I got to see LG’s Connect SDK firsthand during a recent visit to the company’s Silicon Valley Innovation Lab, where I was led into a room filled with TVs. One was connected to a Roku box, another to Amazon’s new Fire TV. One was running LG’s own webOS TV platform, two featured the 2013 and 2012 flavors of LG’s smart TV development.
LG’s Connect SDK Product Lead Henry Levak proceeded to show off a custom-build demo app that launched a photo as well as a personal video on close to all of the screens, save for the Fire TV, which was added to the SDK at the last minute. He then launched a YouTube video on all devices. Okay, not just any YouTube video — I was rickrolled on six TVs simultaneously. Check out the video below for a similar demonstration:

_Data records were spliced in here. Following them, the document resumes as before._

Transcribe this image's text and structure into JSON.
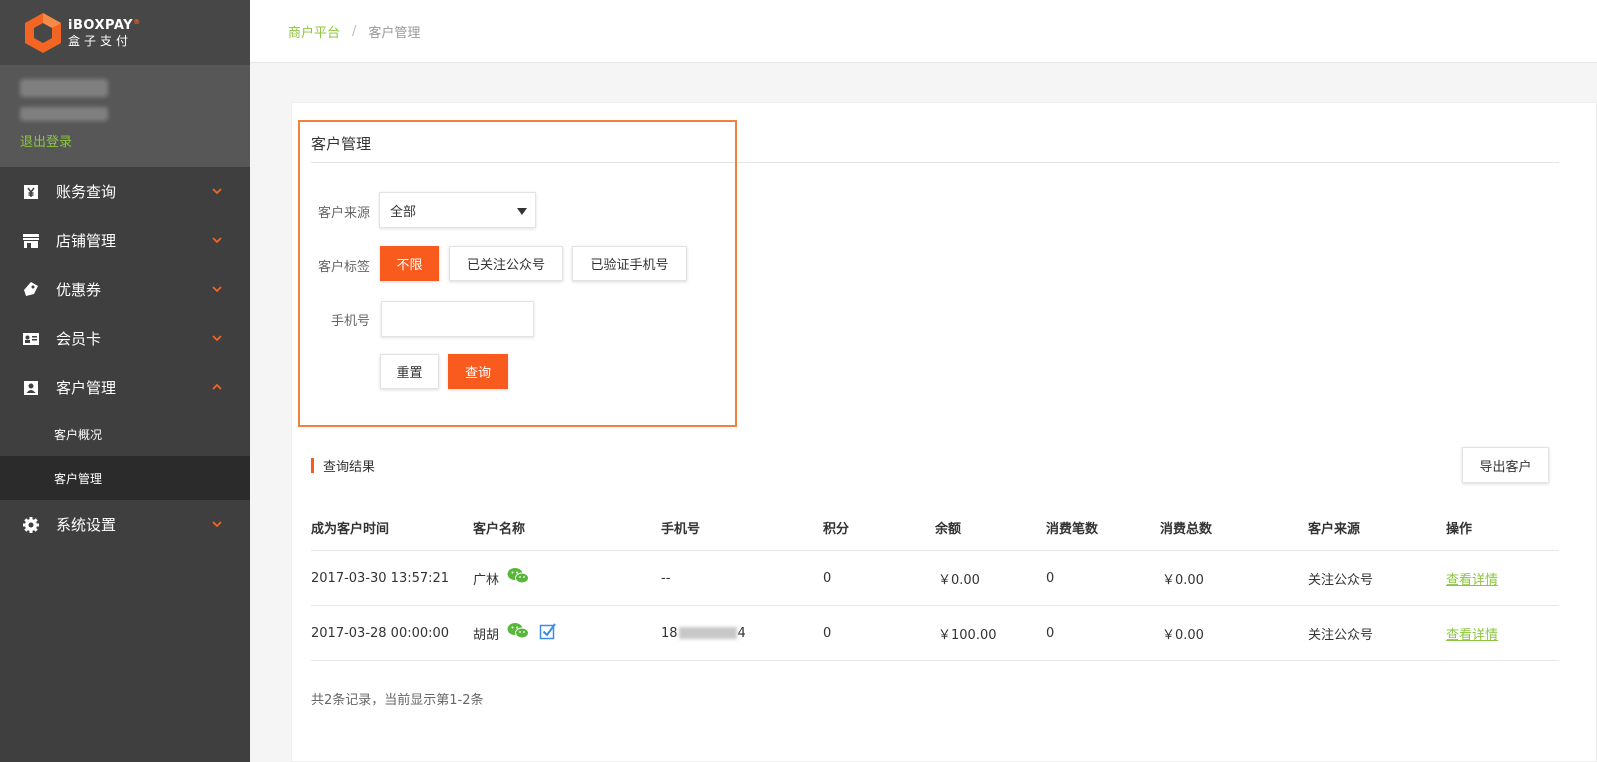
{
  "logo": {
    "en": "iBOX",
    "en_pay": "PAY",
    "cn": "盒子支付",
    "reg": "®"
  },
  "user": {
    "logout_label": "退出登录"
  },
  "sidebar": {
    "items": [
      {
        "label": "账务查询",
        "icon": "yen-icon",
        "expanded": false
      },
      {
        "label": "店铺管理",
        "icon": "store-icon",
        "expanded": false
      },
      {
        "label": "优惠券",
        "icon": "coupon-icon",
        "expanded": false
      },
      {
        "label": "会员卡",
        "icon": "member-card-icon",
        "expanded": false
      },
      {
        "label": "客户管理",
        "icon": "customer-icon",
        "expanded": true
      },
      {
        "label": "系统设置",
        "icon": "gear-icon",
        "expanded": false
      }
    ],
    "subitems": [
      {
        "label": "客户概况",
        "active": false
      },
      {
        "label": "客户管理",
        "active": true
      }
    ]
  },
  "breadcrumb": {
    "root": "商户平台",
    "sep": "/",
    "current": "客户管理"
  },
  "filter": {
    "title": "客户管理",
    "source_label": "客户来源",
    "source_value": "全部",
    "tag_label": "客户标签",
    "tags": [
      "不限",
      "已关注公众号",
      "已验证手机号"
    ],
    "selected_tag": "不限",
    "phone_label": "手机号",
    "phone_value": "",
    "reset_label": "重置",
    "query_label": "查询"
  },
  "results": {
    "title": "查询结果",
    "export_label": "导出客户",
    "columns": [
      "成为客户时间",
      "客户名称",
      "手机号",
      "积分",
      "余额",
      "消费笔数",
      "消费总数",
      "客户来源",
      "操作"
    ],
    "rows": [
      {
        "time": "2017-03-30 13:57:21",
        "name": "广林",
        "wechat": true,
        "verified": false,
        "phone": "--",
        "phone_masked": false,
        "points": "0",
        "balance": "￥0.00",
        "count": "0",
        "total": "￥0.00",
        "source": "关注公众号",
        "action": "查看详情"
      },
      {
        "time": "2017-03-28 00:00:00",
        "name": "胡胡",
        "wechat": true,
        "verified": true,
        "phone_prefix": "18",
        "phone_suffix": "4",
        "phone_masked": true,
        "points": "0",
        "balance": "￥100.00",
        "count": "0",
        "total": "￥0.00",
        "source": "关注公众号",
        "action": "查看详情"
      }
    ],
    "footer": "共2条记录，当前显示第1-2条"
  },
  "colors": {
    "accent_orange": "#f95b1f",
    "highlight_border": "#f0823d",
    "link_green": "#8cc63f",
    "sidebar_bg": "#3f3f3f"
  }
}
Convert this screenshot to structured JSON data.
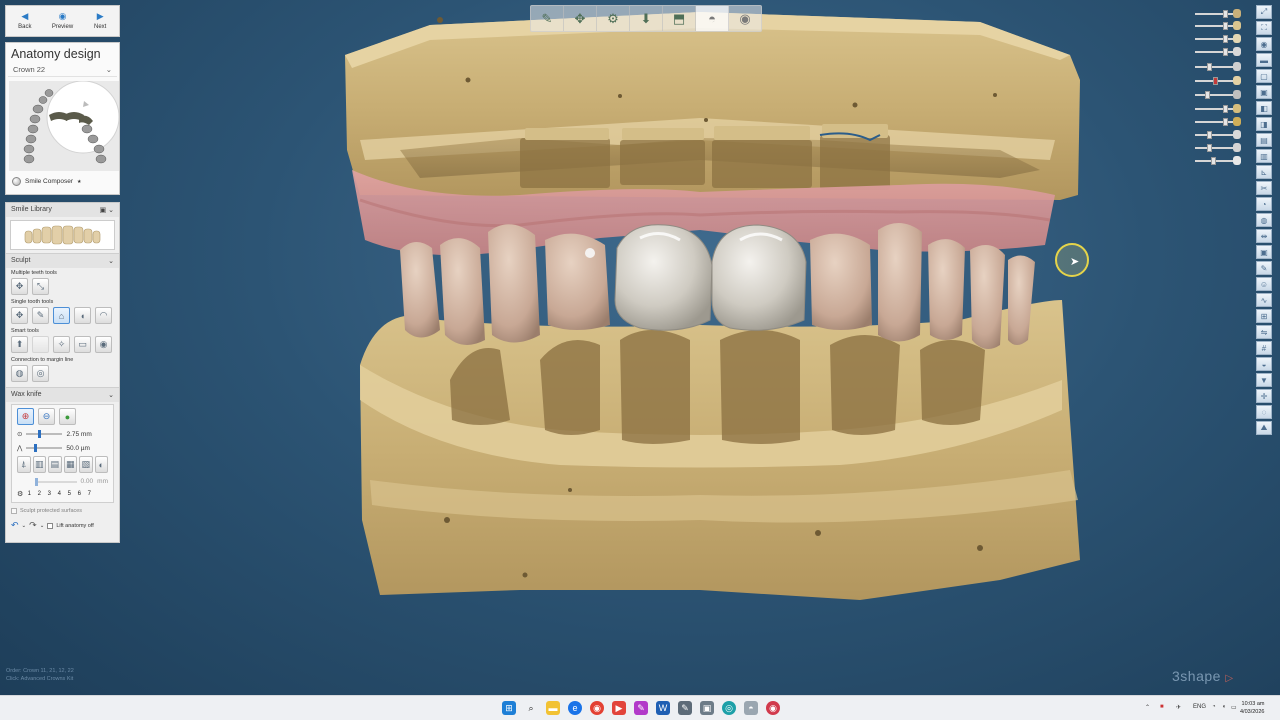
{
  "nav": {
    "back_label": "Back",
    "preview_label": "Preview",
    "next_label": "Next"
  },
  "anatomy": {
    "title": "Anatomy design",
    "crown_label": "Crown 22",
    "smile_composer_label": "Smile Composer"
  },
  "smile_library": {
    "title": "Smile Library"
  },
  "sculpt": {
    "title": "Sculpt",
    "multiple_label": "Multiple teeth tools",
    "single_label": "Single tooth tools",
    "smart_label": "Smart tools",
    "connection_label": "Connection to margin line"
  },
  "wax_knife": {
    "title": "Wax knife",
    "size_value": "2.75 mm",
    "depth_value": "50.0 µm",
    "offset_value": "0.00",
    "offset_unit": "mm",
    "numbers": [
      "1",
      "2",
      "3",
      "4",
      "5",
      "6",
      "7"
    ],
    "protected_label": "Sculpt protected surfaces",
    "lift_label": "Lift anatomy off"
  },
  "viewport": {
    "order_line1": "Order: Crown 11, 21, 12, 22",
    "order_line2": "Click: Advanced Crowns Kit",
    "brand": "3shape"
  },
  "taskbar": {
    "lang": "ENG",
    "time": "10:03 am",
    "date": "4/03/2026"
  },
  "colors": {
    "background": "#2c5474",
    "model_stone": "#cbb37b",
    "gingiva": "#d38f8f",
    "crown": "#d8d4cc",
    "accent": "#2b7bc6"
  }
}
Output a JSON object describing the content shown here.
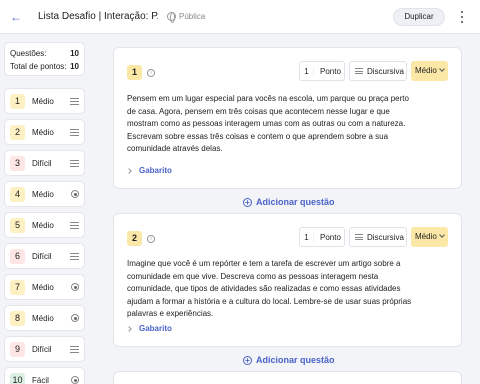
{
  "header": {
    "title": "Lista Desafio | Interação: P...",
    "visibility": "Pública",
    "duplicate_label": "Duplicar"
  },
  "summary": {
    "questions_label": "Questões:",
    "questions_value": "10",
    "points_label": "Total de pontos:",
    "points_value": "10"
  },
  "sidebar": {
    "items": [
      {
        "num": "1",
        "level": "Médio",
        "type": "lines-icon"
      },
      {
        "num": "2",
        "level": "Médio",
        "type": "lines-icon"
      },
      {
        "num": "3",
        "level": "Difícil",
        "type": "lines-icon"
      },
      {
        "num": "4",
        "level": "Médio",
        "type": "radio-icon"
      },
      {
        "num": "5",
        "level": "Médio",
        "type": "lines-icon"
      },
      {
        "num": "6",
        "level": "Difícil",
        "type": "lines-icon"
      },
      {
        "num": "7",
        "level": "Médio",
        "type": "radio-icon"
      },
      {
        "num": "8",
        "level": "Médio",
        "type": "radio-icon"
      },
      {
        "num": "9",
        "level": "Difícil",
        "type": "lines-icon"
      },
      {
        "num": "10",
        "level": "Fácil",
        "type": "radio-icon"
      }
    ]
  },
  "questions": [
    {
      "num": "1",
      "points_value": "1",
      "points_unit": "Ponto",
      "type": "Discursiva",
      "difficulty": "Médio",
      "text": "Pensem em um lugar especial para vocês na escola, um parque ou praça perto de casa. Agora, pensem em três coisas que acontecem nesse lugar e que mostram como as pessoas interagem umas com as outras ou com a natureza. Escrevam sobre essas três coisas e contem o que aprendem sobre a sua comunidade através delas.",
      "answer_label": "Gabarito"
    },
    {
      "num": "2",
      "points_value": "1",
      "points_unit": "Ponto",
      "type": "Discursiva",
      "difficulty": "Médio",
      "text": "Imagine que você é um repórter e tem a tarefa de escrever um artigo sobre a comunidade em que vive. Descreva como as pessoas interagem nesta comunidade, que tipos de atividades são realizadas e como essas atividades ajudam a formar a história e a cultura do local. Lembre-se de usar suas próprias palavras e experiências.",
      "answer_label": "Gabarito"
    }
  ],
  "add_question_label": "Adicionar questão"
}
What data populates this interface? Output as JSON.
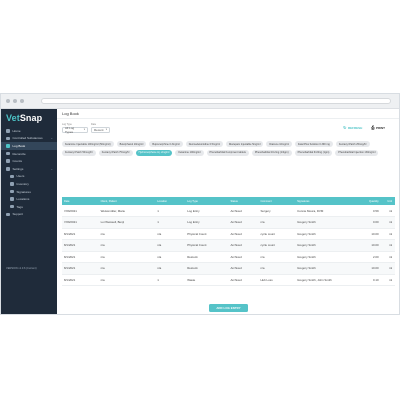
{
  "app": {
    "logo_first": "Vet",
    "logo_second": "Snap",
    "version": "VERSION v1.3.6 (Current)"
  },
  "colors": {
    "accent": "#55c3c8",
    "sidebar": "#1f2b3a",
    "sidebar_active": "#33465a"
  },
  "sidebar": {
    "items": [
      {
        "label": "Home",
        "icon": "home-icon"
      },
      {
        "label": "Controlled Substances",
        "icon": "pill-icon",
        "chevron": "⌄"
      },
      {
        "label": "Log Book",
        "icon": "book-icon",
        "active": true
      },
      {
        "label": "Reconcile",
        "icon": "scale-icon"
      },
      {
        "label": "Counts",
        "icon": "clipboard-icon"
      },
      {
        "label": "Settings",
        "icon": "gear-icon",
        "chevron": "⌄"
      },
      {
        "label": "Users",
        "icon": "user-icon",
        "sub": true
      },
      {
        "label": "Inventory",
        "icon": "box-icon",
        "sub": true
      },
      {
        "label": "Signatures",
        "icon": "pen-icon",
        "sub": true
      },
      {
        "label": "Locations",
        "icon": "pin-icon",
        "sub": true
      },
      {
        "label": "Tags",
        "icon": "tag-icon",
        "sub": true
      },
      {
        "label": "Support",
        "icon": "help-icon"
      }
    ]
  },
  "header": {
    "title": "Log Book"
  },
  "filters": {
    "log_type": {
      "label": "Log Type",
      "value": "All Log Types"
    },
    "date": {
      "label": "Date",
      "value": "Recent"
    }
  },
  "actions": {
    "refresh": "REFRESH",
    "print": "PRINT"
  },
  "chips": [
    {
      "label": "Ketamine Injectable 100mg/ml (50mg/ml)"
    },
    {
      "label": "Butorphanol 10mg/ml"
    },
    {
      "label": "Buprenorphine 0.3mg/ml"
    },
    {
      "label": "Dexmedetomidine 0.5mg/ml"
    },
    {
      "label": "Diazepam Injectable 5mg/ml"
    },
    {
      "label": "Diazene 10mg/ml"
    },
    {
      "label": "Fatal Plus Solution 0.390 mg"
    },
    {
      "label": "Fentanyl Patch 25mcg/hr"
    },
    {
      "label": "Fentanyl Patch 50mcg/hr"
    },
    {
      "label": "Fentanyl Patch 75mcg/hr"
    },
    {
      "label": "Hydromorphone inj. 2mg/ml",
      "active": true
    },
    {
      "label": "Ketamine 100mg/ml"
    },
    {
      "label": "Phenobarbital Kumpment tablets"
    },
    {
      "label": "Phenobarbital 16.2mg (1/4gm)"
    },
    {
      "label": "Phenobarbital 64.8mg (1gm)"
    },
    {
      "label": "Phenobarbital Injection 130mg/ml"
    }
  ],
  "table": {
    "columns": [
      "Date",
      "Client, Patient",
      "Location",
      "Log Type",
      "Status",
      "Comment",
      "Signatures",
      "Quantity",
      "Unit"
    ],
    "rows": [
      [
        "7/29/2021",
        "Weissmüller, Marie",
        "1",
        "Log Entry",
        "Archived",
        "Surgery",
        "Connie Moura, DVM",
        "0.59",
        "ml"
      ],
      [
        "7/29/2021",
        "Loi Weissell, Benji",
        "1",
        "Log Entry",
        "Archived",
        "n/a",
        "Gregory Smith",
        "0.60",
        "ml"
      ],
      [
        "8/1/2021",
        "n/a",
        "n/a",
        "Physical Count",
        "Archived",
        "cycle count",
        "Gregory Smith",
        "10.00",
        "ml"
      ],
      [
        "8/1/2021",
        "n/a",
        "n/a",
        "Physical Count",
        "Archived",
        "cycle count",
        "Gregory Smith",
        "10.00",
        "ml"
      ],
      [
        "8/1/2021",
        "n/a",
        "n/a",
        "Restock",
        "Archived",
        "n/a",
        "Gregory Smith",
        "2.00",
        "ml"
      ],
      [
        "8/1/2021",
        "n/a",
        "n/a",
        "Restock",
        "Archived",
        "n/a",
        "Gregory Smith",
        "10.00",
        "ml"
      ],
      [
        "8/1/2021",
        "n/a",
        "1",
        "Waste",
        "Archived",
        "Hub Loss",
        "Gregory Smith, John Smith",
        "0.10",
        "ml"
      ]
    ]
  },
  "add_button": "ADD LOG ENTRY"
}
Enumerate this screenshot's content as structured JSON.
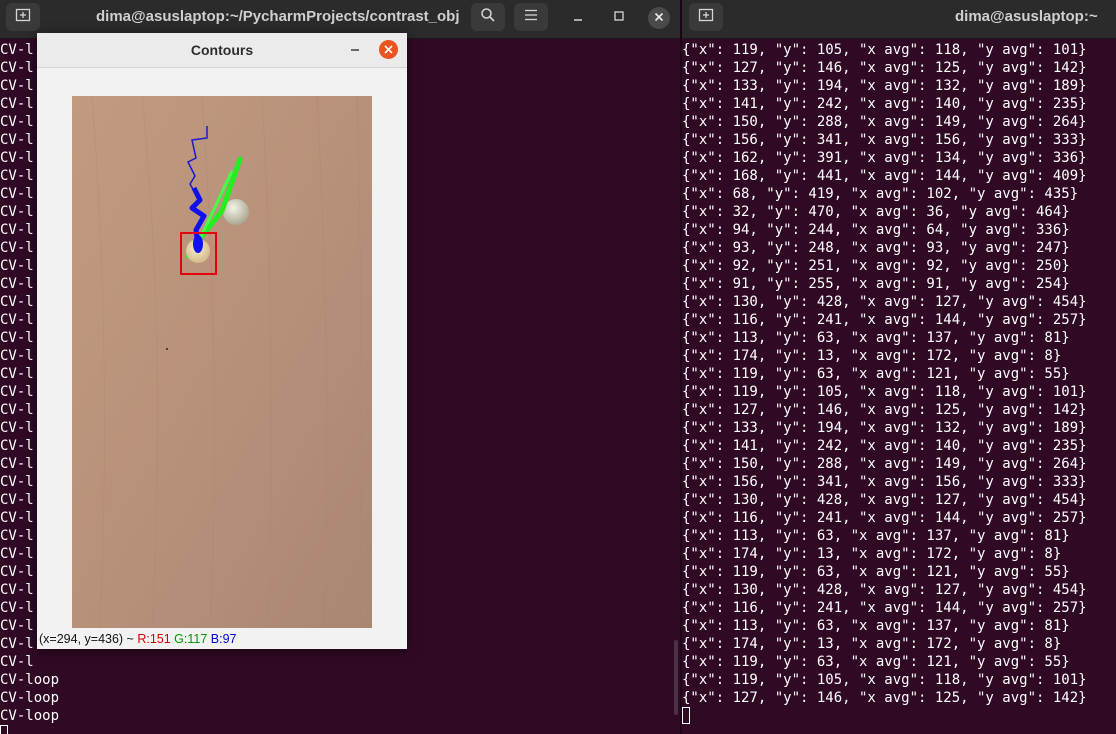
{
  "left_terminal": {
    "title": "dima@asuslaptop:~/PycharmProjects/contrast_obj",
    "lines": [
      "CV-l",
      "CV-l",
      "CV-l",
      "CV-l",
      "CV-l",
      "CV-l",
      "CV-l",
      "CV-l",
      "CV-l",
      "CV-l",
      "CV-l",
      "CV-l",
      "CV-l",
      "CV-l",
      "CV-l",
      "CV-l",
      "CV-l",
      "CV-l",
      "CV-l",
      "CV-l",
      "CV-l",
      "CV-l",
      "CV-l",
      "CV-l",
      "CV-l",
      "CV-l",
      "CV-l",
      "CV-l",
      "CV-l",
      "CV-l",
      "CV-l",
      "CV-l",
      "CV-l",
      "CV-l",
      "CV-l",
      "CV-loop",
      "CV-loop",
      "CV-loop"
    ]
  },
  "right_terminal": {
    "title": "dima@asuslaptop:~",
    "lines": [
      "{\"x\": 119, \"y\": 105, \"x avg\": 118, \"y avg\": 101}",
      "{\"x\": 127, \"y\": 146, \"x avg\": 125, \"y avg\": 142}",
      "{\"x\": 133, \"y\": 194, \"x avg\": 132, \"y avg\": 189}",
      "{\"x\": 141, \"y\": 242, \"x avg\": 140, \"y avg\": 235}",
      "{\"x\": 150, \"y\": 288, \"x avg\": 149, \"y avg\": 264}",
      "{\"x\": 156, \"y\": 341, \"x avg\": 156, \"y avg\": 333}",
      "{\"x\": 162, \"y\": 391, \"x avg\": 134, \"y avg\": 336}",
      "{\"x\": 168, \"y\": 441, \"x avg\": 144, \"y avg\": 409}",
      "{\"x\": 68, \"y\": 419, \"x avg\": 102, \"y avg\": 435}",
      "{\"x\": 32, \"y\": 470, \"x avg\": 36, \"y avg\": 464}",
      "{\"x\": 94, \"y\": 244, \"x avg\": 64, \"y avg\": 336}",
      "{\"x\": 93, \"y\": 248, \"x avg\": 93, \"y avg\": 247}",
      "{\"x\": 92, \"y\": 251, \"x avg\": 92, \"y avg\": 250}",
      "{\"x\": 91, \"y\": 255, \"x avg\": 91, \"y avg\": 254}",
      "{\"x\": 130, \"y\": 428, \"x avg\": 127, \"y avg\": 454}",
      "{\"x\": 116, \"y\": 241, \"x avg\": 144, \"y avg\": 257}",
      "{\"x\": 113, \"y\": 63, \"x avg\": 137, \"y avg\": 81}",
      "{\"x\": 174, \"y\": 13, \"x avg\": 172, \"y avg\": 8}",
      "{\"x\": 119, \"y\": 63, \"x avg\": 121, \"y avg\": 55}",
      "{\"x\": 119, \"y\": 105, \"x avg\": 118, \"y avg\": 101}",
      "{\"x\": 127, \"y\": 146, \"x avg\": 125, \"y avg\": 142}",
      "{\"x\": 133, \"y\": 194, \"x avg\": 132, \"y avg\": 189}",
      "{\"x\": 141, \"y\": 242, \"x avg\": 140, \"y avg\": 235}",
      "{\"x\": 150, \"y\": 288, \"x avg\": 149, \"y avg\": 264}",
      "{\"x\": 156, \"y\": 341, \"x avg\": 156, \"y avg\": 333}",
      "{\"x\": 130, \"y\": 428, \"x avg\": 127, \"y avg\": 454}",
      "{\"x\": 116, \"y\": 241, \"x avg\": 144, \"y avg\": 257}",
      "{\"x\": 113, \"y\": 63, \"x avg\": 137, \"y avg\": 81}",
      "{\"x\": 174, \"y\": 13, \"x avg\": 172, \"y avg\": 8}",
      "{\"x\": 119, \"y\": 63, \"x avg\": 121, \"y avg\": 55}",
      "{\"x\": 130, \"y\": 428, \"x avg\": 127, \"y avg\": 454}",
      "{\"x\": 116, \"y\": 241, \"x avg\": 144, \"y avg\": 257}",
      "{\"x\": 113, \"y\": 63, \"x avg\": 137, \"y avg\": 81}",
      "{\"x\": 174, \"y\": 13, \"x avg\": 172, \"y avg\": 8}",
      "{\"x\": 119, \"y\": 63, \"x avg\": 121, \"y avg\": 55}",
      "{\"x\": 119, \"y\": 105, \"x avg\": 118, \"y avg\": 101}",
      "{\"x\": 127, \"y\": 146, \"x avg\": 125, \"y avg\": 142}"
    ]
  },
  "contours_window": {
    "title": "Contours",
    "status_coords": "(x=294, y=436) ~ ",
    "status_r": "R:151",
    "status_g": "G:117",
    "status_b": "B:97"
  },
  "colors": {
    "terminal_bg": "#300a24",
    "close_accent": "#e95420",
    "status_r": "#d40000",
    "status_g": "#009900",
    "status_b": "#0000cc"
  },
  "icons": [
    "new-tab-icon",
    "search-icon",
    "hamburger-menu-icon",
    "minimize-icon",
    "maximize-icon",
    "close-icon"
  ]
}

Levak also demonstrated the ability to launch a web app for the music video service musiXmatch on a variety of screens, complete with the ability to switch to audio-only output on the Roku and other devices not capable of running full-blown web apps. And finally, Levak showed off how the Connect SDK works with Plex to play media on a variety of devices.
Plex already has implementations for Roku, Fire TV and Chromecast, but the app uses the Connect SDK as a way to bring its app to webOS TVs. Levak said that app makers can use the SDK to launch existing apps, or forward users to a connected TV app store and prompt them to download an app onto their Roku or connected TV.
How the Connect SDK works
LG’s Connect SDK can do all of this by combining all of the common multiscreen and home media sharing protocols, including Google’s Cast SDK, DLNA and DIAL. “It’s an abstraction layer,” said Levak, explaining that developers now have to include only one set of code in their apps, whereas they previously had to build custom implementations for each and every device.
So why would LG build technology that makes it easier for developers to interact with Roku boxes or Amazon’s Fire TV? The answer is simple: Because that’s what’s in our living rooms. “People don’t just use devices from one company,” Colin Zaho, LG director of product management, said. That’s why developers shouldn’t target just one device, or think in the framework of ecosystems that they need to target. “For the user, the ecosystem is what they have in their room,” added Ohad Ben-Yoseph, LG’s director of business development .
An unspoken benefit of these efforts is that developers also automatically target LG’s webOS TVs, something that might otherwise have been further down on their list, behind success stories like Chromecast and Roku. Next up for LG are integrations that will allow developers to target Apple TV and Samsung TVs, which should make the Connect SDK even more attractive.
Going open source to advance the industry
Of course, Apple has been very controlling about AirPlay, and Samsung has started to invest significant resources into its own multiscreen SDK. The question is: Will all of these vendors play ball, or are they going to try to shut out LG’s SDK? Levak couldn’t rule out the possibility that LG may run into issues with some of the vendors, but he was quick to add that the Connect SDK isn’t circumventing anyone else’s technologies. For example, it uses Google’s Cast SDK to control Chromecast; it just doesn’t force developers to implement Google Cast separately.
LG is also trying to ease concerns by open-sourcing the Connect SDK, and Zaho said that the company deliberately didn’t stamp its brand all over it. Instead, it wants others to collaborate and work on common standards that help to bridge the gap between individual devices. “We want to drive the whole industry forward,” he said.